## The problem
A word-for-word copy of the whole listing is the required answer.

## Supplied entries
*-*-*

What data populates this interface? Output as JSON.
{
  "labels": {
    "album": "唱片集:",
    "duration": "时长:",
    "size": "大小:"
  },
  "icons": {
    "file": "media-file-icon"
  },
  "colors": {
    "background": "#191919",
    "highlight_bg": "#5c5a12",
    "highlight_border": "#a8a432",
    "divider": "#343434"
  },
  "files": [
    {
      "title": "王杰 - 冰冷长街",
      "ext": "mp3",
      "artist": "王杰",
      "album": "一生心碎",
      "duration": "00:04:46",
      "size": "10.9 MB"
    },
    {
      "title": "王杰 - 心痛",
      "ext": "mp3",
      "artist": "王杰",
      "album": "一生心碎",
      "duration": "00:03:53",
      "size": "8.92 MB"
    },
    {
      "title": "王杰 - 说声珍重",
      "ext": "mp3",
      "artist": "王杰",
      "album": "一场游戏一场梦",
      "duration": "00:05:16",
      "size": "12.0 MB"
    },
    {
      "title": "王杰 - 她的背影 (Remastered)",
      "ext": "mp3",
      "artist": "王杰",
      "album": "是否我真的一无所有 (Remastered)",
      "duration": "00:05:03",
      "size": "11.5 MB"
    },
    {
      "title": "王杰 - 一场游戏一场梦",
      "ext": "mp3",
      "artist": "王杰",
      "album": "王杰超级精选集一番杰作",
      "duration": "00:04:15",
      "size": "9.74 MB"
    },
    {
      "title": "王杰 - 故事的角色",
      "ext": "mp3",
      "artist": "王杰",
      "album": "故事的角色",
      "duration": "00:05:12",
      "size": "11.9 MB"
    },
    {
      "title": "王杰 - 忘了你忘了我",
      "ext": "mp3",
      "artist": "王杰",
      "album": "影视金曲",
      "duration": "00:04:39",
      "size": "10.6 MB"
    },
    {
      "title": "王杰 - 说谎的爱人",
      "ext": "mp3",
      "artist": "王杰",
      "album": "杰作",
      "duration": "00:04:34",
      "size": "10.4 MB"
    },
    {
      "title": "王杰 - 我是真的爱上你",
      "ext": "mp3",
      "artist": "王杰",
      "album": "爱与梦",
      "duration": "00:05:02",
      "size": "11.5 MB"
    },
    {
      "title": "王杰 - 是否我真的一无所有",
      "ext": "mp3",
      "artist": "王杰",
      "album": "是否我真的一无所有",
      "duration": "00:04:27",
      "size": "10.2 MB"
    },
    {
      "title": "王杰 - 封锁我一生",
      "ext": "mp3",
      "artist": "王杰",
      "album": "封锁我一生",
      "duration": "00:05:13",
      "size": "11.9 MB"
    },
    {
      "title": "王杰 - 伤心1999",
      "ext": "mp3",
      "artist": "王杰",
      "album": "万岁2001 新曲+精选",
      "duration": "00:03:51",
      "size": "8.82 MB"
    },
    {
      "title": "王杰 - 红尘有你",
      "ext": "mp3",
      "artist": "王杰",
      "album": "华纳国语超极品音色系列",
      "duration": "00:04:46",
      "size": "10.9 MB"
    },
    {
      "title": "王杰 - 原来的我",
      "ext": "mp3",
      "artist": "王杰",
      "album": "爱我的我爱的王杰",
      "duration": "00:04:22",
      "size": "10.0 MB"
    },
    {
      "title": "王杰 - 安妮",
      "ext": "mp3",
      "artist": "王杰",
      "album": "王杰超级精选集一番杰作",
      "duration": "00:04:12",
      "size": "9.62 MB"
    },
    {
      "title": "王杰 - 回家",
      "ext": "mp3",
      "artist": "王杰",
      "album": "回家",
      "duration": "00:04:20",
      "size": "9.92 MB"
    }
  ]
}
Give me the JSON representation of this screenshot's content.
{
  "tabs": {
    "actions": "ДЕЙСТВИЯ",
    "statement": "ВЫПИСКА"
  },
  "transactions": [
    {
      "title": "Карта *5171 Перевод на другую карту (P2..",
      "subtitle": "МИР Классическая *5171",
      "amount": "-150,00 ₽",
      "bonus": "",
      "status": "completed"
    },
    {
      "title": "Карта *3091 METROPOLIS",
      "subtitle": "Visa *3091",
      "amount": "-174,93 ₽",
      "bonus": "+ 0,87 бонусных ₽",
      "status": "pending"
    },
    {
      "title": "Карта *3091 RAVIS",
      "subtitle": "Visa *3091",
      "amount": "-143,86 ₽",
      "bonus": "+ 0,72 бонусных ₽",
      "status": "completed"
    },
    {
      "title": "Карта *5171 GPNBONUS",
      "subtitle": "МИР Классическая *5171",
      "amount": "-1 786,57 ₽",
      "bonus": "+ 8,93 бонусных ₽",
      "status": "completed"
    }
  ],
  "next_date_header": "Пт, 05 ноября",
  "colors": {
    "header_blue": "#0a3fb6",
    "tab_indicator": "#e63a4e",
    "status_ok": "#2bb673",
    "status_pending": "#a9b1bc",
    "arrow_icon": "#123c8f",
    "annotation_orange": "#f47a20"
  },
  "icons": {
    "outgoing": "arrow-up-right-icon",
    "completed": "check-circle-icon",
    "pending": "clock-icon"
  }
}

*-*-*

## Result for this exercise
What data populates this interface? Output as JSON.
{
  "labels": {
    "album": "唱片集:",
    "duration": "时长:",
    "size": "大小:"
  },
  "icons": {
    "file": "media-file-icon"
  },
  "colors": {
    "background": "#191919",
    "highlight_bg": "#5c5a12",
    "highlight_border": "#a8a432",
    "divider": "#343434"
  },
  "files": [
    {
      "title": "王杰 - 冰冷长街",
      "ext": "mp3",
      "artist": "王杰",
      "album": "一生心碎",
      "duration": "00:04:46",
      "size": "10.9 MB"
    },
    {
      "title": "王杰 - 心痛",
      "ext": "mp3",
      "artist": "王杰",
      "album": "一生心碎",
      "duration": "00:03:53",
      "size": "8.92 MB"
    },
    {
      "title": "王杰 - 说声珍重",
      "ext": "mp3",
      "artist": "王杰",
      "album": "一场游戏一场梦",
      "duration": "00:05:16",
      "size": "12.0 MB"
    },
    {
      "title": "王杰 - 她的背影 (Remastered)",
      "ext": "mp3",
      "artist": "王杰",
      "album": "是否我真的一无所有 (Remastered)",
      "duration": "00:05:03",
      "size": "11.5 MB"
    },
    {
      "title": "王杰 - 一场游戏一场梦",
      "ext": "mp3",
      "artist": "王杰",
      "album": "王杰超级精选集一番杰作",
      "duration": "00:04:15",
      "size": "9.74 MB"
    },
    {
      "title": "王杰 - 故事的角色",
      "ext": "mp3",
      "artist": "王杰",
      "album": "故事的角色",
      "duration": "00:05:12",
      "size": "11.9 MB"
    },
    {
      "title": "王杰 - 忘了你忘了我",
      "ext": "mp3",
      "artist": "王杰",
      "album": "影视金曲",
      "duration": "00:04:39",
      "size": "10.6 MB"
    },
    {
      "title": "王杰 - 说谎的爱人",
      "ext": "mp3",
      "artist": "王杰",
      "album": "杰作",
      "duration": "00:04:34",
      "size": "10.4 MB"
    },
    {
      "title": "王杰 - 我是真的爱上你",
      "ext": "mp3",
      "artist": "王杰",
      "album": "爱与梦",
      "duration": "00:05:02",
      "size": "11.5 MB"
    },
    {
      "title": "王杰 - 是否我真的一无所有",
      "ext": "mp3",
      "artist": "王杰",
      "album": "是否我真的一无所有",
      "duration": "00:04:27",
      "size": "10.2 MB"
    },
    {
      "title": "王杰 - 封锁我一生",
      "ext": "mp3",
      "artist": "王杰",
      "album": "封锁我一生",
      "duration": "00:05:13",
      "size": "11.9 MB"
    },
    {
      "title": "王杰 - 伤心1999",
      "ext": "mp3",
      "artist": "王杰",
      "album": "万岁2001 新曲+精选",
      "duration": "00:03:51",
      "size": "8.82 MB"
    },
    {
      "title": "王杰 - 红尘有你",
      "ext": "mp3",
      "artist": "王杰",
      "album": "华纳国语超极品音色系列",
      "duration": "00:04:46",
      "size": "10.9 MB"
    },
    {
      "title": "王杰 - 原来的我",
      "ext": "mp3",
      "artist": "王杰",
      "album": "爱我的我爱的王杰",
      "duration": "00:04:22",
      "size": "10.0 MB"
    },
    {
      "title": "王杰 - 安妮",
      "ext": "mp3",
      "artist": "王杰",
      "album": "王杰超级精选集一番杰作",
      "duration": "00:04:12",
      "size": "9.62 MB"
    },
    {
      "title": "王杰 - 回家",
      "ext": "mp3",
      "artist": "王杰",
      "album": "回家",
      "duration": "00:04:20",
      "size": "9.92 MB"
    }
  ]
}
Give me the JSON representation of this screenshot's content.
{
  "tabs": {
    "actions": "ДЕЙСТВИЯ",
    "statement": "ВЫПИСКА"
  },
  "transactions": [
    {
      "title": "Карта *5171 Перевод на другую карту (P2..",
      "subtitle": "МИР Классическая *5171",
      "amount": "-150,00 ₽",
      "bonus": "",
      "status": "completed"
    },
    {
      "title": "Карта *3091 METROPOLIS",
      "subtitle": "Visa *3091",
      "amount": "-174,93 ₽",
      "bonus": "+ 0,87 бонусных ₽",
      "status": "pending"
    },
    {
      "title": "Карта *3091 RAVIS",
      "subtitle": "Visa *3091",
      "amount": "-143,86 ₽",
      "bonus": "+ 0,72 бонусных ₽",
      "status": "completed"
    },
    {
      "title": "Карта *5171 GPNBONUS",
      "subtitle": "МИР Классическая *5171",
      "amount": "-1 786,57 ₽",
      "bonus": "+ 8,93 бонусных ₽",
      "status": "completed"
    }
  ],
  "next_date_header": "Пт, 05 ноября",
  "colors": {
    "header_blue": "#0a3fb6",
    "tab_indicator": "#e63a4e",
    "status_ok": "#2bb673",
    "status_pending": "#a9b1bc",
    "arrow_icon": "#123c8f",
    "annotation_orange": "#f47a20"
  },
  "icons": {
    "outgoing": "arrow-up-right-icon",
    "completed": "check-circle-icon",
    "pending": "clock-icon"
  }
}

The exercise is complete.